Lying behind the bank’s consistent profits growth of recent years has been a continuous improvement in its cost-to-income ratio, which has fallen from 60.8 percent in 1996 to 38.37 percent in 1999, and continues to decline in 2000.
The bank's assets increased 20.1 percent from the previous year to stand at $5.44 billion at the end of June 2000. This was driven primarily by robust growth in the bank’s main source of funding, with customer deposits 19.4 percent higher at $4.71billion.
Tier I capital rose 19.9 percent to $279.22 million, between end-June 1999 and end-June 2000. Capital of Tier I and Tier II together amounted to $364.55 million.

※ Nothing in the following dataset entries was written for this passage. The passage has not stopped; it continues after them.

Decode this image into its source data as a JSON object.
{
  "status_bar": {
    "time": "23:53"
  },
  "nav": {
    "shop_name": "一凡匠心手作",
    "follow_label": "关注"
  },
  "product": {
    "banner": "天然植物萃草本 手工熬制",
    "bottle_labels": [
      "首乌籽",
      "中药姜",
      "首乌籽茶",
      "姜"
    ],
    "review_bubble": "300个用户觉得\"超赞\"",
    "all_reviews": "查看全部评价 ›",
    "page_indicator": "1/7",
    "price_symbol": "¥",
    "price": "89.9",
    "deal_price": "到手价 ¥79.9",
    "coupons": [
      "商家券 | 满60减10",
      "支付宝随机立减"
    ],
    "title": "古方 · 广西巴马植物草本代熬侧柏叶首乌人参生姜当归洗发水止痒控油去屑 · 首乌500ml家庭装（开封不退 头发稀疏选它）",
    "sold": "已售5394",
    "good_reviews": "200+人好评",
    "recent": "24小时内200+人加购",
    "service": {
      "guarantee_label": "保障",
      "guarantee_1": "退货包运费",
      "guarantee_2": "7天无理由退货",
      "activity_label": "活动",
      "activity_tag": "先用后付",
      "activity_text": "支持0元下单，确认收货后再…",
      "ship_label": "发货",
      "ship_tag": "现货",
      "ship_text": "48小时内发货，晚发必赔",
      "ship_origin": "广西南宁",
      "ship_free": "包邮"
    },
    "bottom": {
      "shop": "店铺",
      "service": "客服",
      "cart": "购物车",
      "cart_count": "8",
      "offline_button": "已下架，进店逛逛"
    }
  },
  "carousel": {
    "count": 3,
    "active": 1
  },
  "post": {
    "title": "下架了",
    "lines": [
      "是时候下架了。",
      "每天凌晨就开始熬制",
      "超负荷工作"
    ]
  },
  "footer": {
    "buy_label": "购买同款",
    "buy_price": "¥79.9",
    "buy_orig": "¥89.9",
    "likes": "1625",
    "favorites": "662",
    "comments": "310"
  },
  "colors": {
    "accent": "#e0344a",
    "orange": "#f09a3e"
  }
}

After distribution of 1999 dividends and without taking into account 2000 profits, BLOM’s capital adequacy ratio stands at 23.55 percent, almost three times the internationally required level.
Audi Posts 11 percent drop in net income. Banque Audi S.A.L announced that its profits for the first half of 2000 were 10.9 percent down on the same period in 1999,at $18.32 million.
The bank’s assets were up 11.3 percent over the same period, to $3.43 billion, as deposits grew 11.48 percent to $2.79 billion. Outstanding loans, however, fell 1.36 percent to $840.8 million, with the bank exercising a more conservative approach in its extension of credits.
Interestingly enough, Audi’s loan-loss provisions to total loans jumped from 5.87 percent at the end of June 1999 to 8.2 percent at the end of June 2000. General operating expenses were 12.2 percent higher at $32.1 million, a quarter of which was attributable to the consolidation of insurance company Societe Libano-Arabe d’Assurances et de Rיassurances, acquired by Audi at the end of last year. The higher growth of Audi’s cost base in relation to its income streams resulted in its cost-to-income ratio deteriorating by 4 percentage points.
At the same time, Audi disclosed that it had completed the acquisition of its French affiliate Banque Audi (France) S.A. in a cash transaction and is still in the process of trying to acquire its Swiss sister bank Banque Audi (Suisse) S.A.
Fransabank’s profits are down 13.3 percent to $39 million. Fransabank S.A.L., one of Lebanon's top 10 banks, released its profits for 1999, dropping 13.3 percent to $39 million from $45 million in 1998, compared to $41 million in 1997. The bank's assets rose 20.1 percent to $2.65 billion and loans increased 23.77 percent to $721 million, while deposits were 20.45 percent higher at $2.07 billion.
© 2000 Mena Report (www.menareport.com)